UN health experts began field investigations on Wednesday to help the Philippines contain an outbreak of a deadly disease in the wake of massive storms that claimed more than 1,000 lives, officials said.
The World Health Organisation's four-member team will work with and advise local officials on combating leptospirosis, an infection caused by exposure to water contaminated with rat and other animal urine, the agency said.
"They have already commenced field trips, looking at hospitals and taking in the situation there, including at evacuation centres," said Adam Craig, a spokesman for the WHO's Western Pacific regional office based in Manila.
Parts of Manila and outlying areas remain flooded with stagnant water more than one month after tropical storm Ketsana dumped a record amount of rain on the nation's capital.
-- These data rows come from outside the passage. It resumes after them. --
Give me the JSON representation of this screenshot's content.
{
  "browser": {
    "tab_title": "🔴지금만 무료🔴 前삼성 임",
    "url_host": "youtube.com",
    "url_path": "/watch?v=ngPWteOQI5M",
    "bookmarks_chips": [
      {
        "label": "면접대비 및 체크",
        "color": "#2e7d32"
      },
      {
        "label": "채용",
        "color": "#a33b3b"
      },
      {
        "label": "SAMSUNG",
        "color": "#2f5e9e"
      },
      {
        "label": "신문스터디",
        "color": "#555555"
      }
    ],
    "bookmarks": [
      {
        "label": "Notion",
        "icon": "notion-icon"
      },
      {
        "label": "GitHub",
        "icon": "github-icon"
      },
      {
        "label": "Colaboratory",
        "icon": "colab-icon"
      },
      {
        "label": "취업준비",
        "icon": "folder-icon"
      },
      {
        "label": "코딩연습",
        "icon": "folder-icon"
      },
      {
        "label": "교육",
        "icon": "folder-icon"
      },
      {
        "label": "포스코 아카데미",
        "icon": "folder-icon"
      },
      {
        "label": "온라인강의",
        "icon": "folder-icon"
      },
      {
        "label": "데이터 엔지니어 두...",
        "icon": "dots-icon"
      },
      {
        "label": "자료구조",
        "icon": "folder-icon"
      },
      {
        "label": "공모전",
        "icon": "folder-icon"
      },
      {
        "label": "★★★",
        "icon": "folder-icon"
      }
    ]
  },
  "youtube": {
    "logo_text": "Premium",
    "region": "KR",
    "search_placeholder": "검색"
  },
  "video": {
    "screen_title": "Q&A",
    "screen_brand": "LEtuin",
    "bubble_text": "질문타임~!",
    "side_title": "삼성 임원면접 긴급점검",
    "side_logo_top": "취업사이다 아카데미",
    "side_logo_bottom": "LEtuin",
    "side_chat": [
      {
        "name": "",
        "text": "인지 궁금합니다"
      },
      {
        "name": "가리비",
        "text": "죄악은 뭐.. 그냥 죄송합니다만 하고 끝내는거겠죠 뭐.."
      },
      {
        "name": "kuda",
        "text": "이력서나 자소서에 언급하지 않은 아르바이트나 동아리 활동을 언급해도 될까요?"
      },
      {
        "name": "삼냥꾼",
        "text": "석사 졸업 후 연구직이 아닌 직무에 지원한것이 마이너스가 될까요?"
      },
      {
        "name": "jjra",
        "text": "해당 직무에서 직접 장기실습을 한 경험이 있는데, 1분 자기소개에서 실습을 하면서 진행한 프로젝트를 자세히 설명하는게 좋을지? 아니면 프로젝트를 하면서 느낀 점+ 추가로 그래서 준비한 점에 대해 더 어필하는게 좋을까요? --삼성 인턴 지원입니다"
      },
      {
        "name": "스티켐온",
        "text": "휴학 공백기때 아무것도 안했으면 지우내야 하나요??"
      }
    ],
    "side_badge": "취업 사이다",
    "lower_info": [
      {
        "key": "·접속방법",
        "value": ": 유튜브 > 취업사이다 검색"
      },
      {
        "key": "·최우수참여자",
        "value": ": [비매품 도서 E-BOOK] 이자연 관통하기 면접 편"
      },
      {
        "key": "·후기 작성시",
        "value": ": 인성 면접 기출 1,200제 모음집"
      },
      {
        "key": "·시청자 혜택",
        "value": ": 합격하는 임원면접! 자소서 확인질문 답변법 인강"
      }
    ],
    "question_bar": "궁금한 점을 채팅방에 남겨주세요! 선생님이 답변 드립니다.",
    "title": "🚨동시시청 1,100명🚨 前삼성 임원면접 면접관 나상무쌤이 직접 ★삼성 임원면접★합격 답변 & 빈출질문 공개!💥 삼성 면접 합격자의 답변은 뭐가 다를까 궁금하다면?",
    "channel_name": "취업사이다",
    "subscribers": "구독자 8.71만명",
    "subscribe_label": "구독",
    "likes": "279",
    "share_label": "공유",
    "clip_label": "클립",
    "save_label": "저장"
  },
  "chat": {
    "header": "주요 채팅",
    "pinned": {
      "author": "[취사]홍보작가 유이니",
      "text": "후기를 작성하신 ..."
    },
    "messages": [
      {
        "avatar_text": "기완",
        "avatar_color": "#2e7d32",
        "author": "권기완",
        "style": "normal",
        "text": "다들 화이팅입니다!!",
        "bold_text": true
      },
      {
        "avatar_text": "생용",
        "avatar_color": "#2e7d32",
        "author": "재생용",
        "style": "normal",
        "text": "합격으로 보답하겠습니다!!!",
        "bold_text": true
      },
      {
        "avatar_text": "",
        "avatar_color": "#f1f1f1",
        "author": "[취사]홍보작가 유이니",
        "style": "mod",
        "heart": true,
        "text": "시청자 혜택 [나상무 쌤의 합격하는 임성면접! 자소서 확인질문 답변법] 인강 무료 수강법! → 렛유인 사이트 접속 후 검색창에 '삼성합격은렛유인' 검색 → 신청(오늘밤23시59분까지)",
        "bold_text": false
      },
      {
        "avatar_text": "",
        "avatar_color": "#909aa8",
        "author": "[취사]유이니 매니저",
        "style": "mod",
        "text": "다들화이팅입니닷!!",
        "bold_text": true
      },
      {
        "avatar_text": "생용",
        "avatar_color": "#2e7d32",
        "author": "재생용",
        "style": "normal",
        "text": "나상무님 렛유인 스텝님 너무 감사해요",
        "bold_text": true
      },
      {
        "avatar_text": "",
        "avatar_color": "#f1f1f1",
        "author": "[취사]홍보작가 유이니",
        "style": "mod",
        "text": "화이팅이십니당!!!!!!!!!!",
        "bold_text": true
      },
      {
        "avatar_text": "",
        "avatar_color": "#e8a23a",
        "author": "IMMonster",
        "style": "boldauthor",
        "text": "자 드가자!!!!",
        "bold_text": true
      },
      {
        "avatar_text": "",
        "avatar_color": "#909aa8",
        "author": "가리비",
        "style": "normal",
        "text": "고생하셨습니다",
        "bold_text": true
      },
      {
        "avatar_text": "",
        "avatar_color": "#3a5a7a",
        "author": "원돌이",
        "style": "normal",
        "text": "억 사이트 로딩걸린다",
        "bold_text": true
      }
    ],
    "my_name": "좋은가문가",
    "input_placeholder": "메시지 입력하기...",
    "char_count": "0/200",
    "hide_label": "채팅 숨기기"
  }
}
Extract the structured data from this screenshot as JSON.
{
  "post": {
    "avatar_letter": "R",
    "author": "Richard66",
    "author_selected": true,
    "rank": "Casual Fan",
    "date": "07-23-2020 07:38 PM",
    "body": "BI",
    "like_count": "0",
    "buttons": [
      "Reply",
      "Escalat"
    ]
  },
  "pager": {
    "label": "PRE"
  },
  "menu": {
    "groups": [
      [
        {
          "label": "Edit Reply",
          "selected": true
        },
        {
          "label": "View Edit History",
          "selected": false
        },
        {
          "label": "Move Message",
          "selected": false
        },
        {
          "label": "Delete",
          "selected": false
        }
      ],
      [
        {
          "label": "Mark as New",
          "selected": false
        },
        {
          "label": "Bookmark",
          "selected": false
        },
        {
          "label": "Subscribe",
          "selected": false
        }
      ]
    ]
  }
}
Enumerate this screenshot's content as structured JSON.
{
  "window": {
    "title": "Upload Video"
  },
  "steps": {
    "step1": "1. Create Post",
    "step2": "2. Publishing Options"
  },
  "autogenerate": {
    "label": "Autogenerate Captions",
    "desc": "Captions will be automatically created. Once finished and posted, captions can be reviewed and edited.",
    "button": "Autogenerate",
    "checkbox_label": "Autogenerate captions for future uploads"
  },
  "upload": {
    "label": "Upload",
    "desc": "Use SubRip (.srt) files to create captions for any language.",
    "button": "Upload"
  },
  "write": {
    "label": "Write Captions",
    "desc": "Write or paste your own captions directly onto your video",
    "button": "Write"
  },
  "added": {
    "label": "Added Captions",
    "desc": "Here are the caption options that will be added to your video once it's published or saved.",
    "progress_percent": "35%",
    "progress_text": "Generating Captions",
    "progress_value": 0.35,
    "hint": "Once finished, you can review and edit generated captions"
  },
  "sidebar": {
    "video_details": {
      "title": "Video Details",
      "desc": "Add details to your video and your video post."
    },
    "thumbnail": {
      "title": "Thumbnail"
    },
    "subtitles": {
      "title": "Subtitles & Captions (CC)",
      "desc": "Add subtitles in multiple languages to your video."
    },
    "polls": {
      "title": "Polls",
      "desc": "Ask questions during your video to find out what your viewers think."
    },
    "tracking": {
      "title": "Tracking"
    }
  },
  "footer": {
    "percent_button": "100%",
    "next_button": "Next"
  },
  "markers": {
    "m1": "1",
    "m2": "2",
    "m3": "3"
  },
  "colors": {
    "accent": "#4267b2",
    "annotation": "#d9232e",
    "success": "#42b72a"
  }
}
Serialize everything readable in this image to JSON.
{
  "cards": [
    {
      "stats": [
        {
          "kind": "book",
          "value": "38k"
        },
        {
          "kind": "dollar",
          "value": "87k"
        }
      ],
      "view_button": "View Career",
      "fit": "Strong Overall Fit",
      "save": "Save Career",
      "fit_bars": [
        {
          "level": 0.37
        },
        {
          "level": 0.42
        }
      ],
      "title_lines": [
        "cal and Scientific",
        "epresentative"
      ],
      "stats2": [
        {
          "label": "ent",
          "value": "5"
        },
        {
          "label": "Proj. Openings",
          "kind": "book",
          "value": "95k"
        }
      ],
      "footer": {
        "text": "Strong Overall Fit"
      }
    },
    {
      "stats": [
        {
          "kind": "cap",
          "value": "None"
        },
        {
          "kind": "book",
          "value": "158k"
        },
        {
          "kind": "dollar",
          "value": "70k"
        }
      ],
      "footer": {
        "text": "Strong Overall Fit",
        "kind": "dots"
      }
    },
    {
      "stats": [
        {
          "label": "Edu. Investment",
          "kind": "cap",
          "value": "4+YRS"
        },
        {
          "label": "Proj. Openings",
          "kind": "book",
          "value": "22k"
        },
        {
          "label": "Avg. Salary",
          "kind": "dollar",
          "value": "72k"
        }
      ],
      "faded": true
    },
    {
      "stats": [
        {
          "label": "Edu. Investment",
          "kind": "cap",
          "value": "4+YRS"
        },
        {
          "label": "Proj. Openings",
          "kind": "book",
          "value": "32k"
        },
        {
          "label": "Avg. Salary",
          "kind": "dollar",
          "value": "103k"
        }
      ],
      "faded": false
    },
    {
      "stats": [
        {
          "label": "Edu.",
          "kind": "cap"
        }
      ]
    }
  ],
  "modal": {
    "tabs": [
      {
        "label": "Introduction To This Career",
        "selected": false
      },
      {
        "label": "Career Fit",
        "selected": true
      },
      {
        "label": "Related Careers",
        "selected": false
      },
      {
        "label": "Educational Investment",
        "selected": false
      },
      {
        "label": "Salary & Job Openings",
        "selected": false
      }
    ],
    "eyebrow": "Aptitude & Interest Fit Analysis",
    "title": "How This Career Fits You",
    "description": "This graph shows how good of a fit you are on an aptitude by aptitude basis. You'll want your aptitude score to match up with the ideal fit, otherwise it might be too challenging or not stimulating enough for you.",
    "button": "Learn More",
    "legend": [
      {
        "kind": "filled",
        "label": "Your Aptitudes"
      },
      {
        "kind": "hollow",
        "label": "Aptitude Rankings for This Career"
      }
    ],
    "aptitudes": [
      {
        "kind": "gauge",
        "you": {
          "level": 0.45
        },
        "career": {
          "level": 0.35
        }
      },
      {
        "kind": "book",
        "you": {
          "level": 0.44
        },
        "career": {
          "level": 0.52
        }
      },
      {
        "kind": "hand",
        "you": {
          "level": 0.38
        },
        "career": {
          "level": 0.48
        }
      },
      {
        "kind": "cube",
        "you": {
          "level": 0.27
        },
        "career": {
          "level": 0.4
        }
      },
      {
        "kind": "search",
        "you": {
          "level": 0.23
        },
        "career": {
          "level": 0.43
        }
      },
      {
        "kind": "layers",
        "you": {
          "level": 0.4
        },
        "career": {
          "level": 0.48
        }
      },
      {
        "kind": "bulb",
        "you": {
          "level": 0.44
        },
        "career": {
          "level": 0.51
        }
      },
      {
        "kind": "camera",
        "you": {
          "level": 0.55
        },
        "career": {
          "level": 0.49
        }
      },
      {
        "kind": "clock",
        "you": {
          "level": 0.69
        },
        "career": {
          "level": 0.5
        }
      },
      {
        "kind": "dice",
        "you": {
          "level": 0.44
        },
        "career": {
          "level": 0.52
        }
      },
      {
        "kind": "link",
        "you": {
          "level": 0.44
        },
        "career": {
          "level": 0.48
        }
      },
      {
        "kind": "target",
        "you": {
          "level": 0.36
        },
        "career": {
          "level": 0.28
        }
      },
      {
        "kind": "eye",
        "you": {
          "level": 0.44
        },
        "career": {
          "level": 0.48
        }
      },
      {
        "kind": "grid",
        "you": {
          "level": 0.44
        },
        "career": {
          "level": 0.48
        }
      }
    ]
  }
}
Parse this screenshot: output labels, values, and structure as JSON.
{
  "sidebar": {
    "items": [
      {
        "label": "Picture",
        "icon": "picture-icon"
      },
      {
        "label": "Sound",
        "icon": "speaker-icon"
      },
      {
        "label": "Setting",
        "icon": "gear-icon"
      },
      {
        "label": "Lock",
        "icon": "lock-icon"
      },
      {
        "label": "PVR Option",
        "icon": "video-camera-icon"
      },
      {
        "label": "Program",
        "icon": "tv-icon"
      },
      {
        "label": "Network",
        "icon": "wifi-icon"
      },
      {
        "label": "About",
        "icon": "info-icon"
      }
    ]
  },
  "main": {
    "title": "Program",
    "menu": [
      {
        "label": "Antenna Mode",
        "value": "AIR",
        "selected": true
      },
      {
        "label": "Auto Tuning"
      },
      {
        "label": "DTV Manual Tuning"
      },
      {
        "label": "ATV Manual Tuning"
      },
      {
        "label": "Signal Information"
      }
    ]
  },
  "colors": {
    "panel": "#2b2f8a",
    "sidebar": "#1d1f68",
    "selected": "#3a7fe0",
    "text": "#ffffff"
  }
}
Exactly one week after Ketsana, tropical storm Parma brought massive destruction further north on the main island of Luzon.
The number of people who died as a direct result of both storms is 929, but a further 167 people have since died in and around Manila from leptospirosis, according to the government.
Authorities have handed out millions of doses of antibiotics to contain the disease, but Craig warned the threat of it spreading would remained as long as the stagnant water remained.
"People continue to live in water-logged areas and the risk is still there," Craig said.
Officials have said the flood waters for more than a million residents on the outskirts of Manila may remain well into the new year.
The WHO also said the situation had been worsened "by the fact that many hospitals and clinics are damaged or are still under water."
It said in a statement that many hospital staff were unable to go back to work, because they too had been affected and marooned in evacuation centres.
"The Philippine government has responded commendably to this disaster," said WHO regional director Shin Young-Soo, who is based in Manila.
"But this is clearly a very difficult situation."
The WHO said the health experts from Australia, France, the Netherlands and Singapore were drawn from the Global Outbreak Alert and Response Network, a pool of experts on permanent standby to respond to health emergencies.
They are expected to remain in the Philippines for three weeks.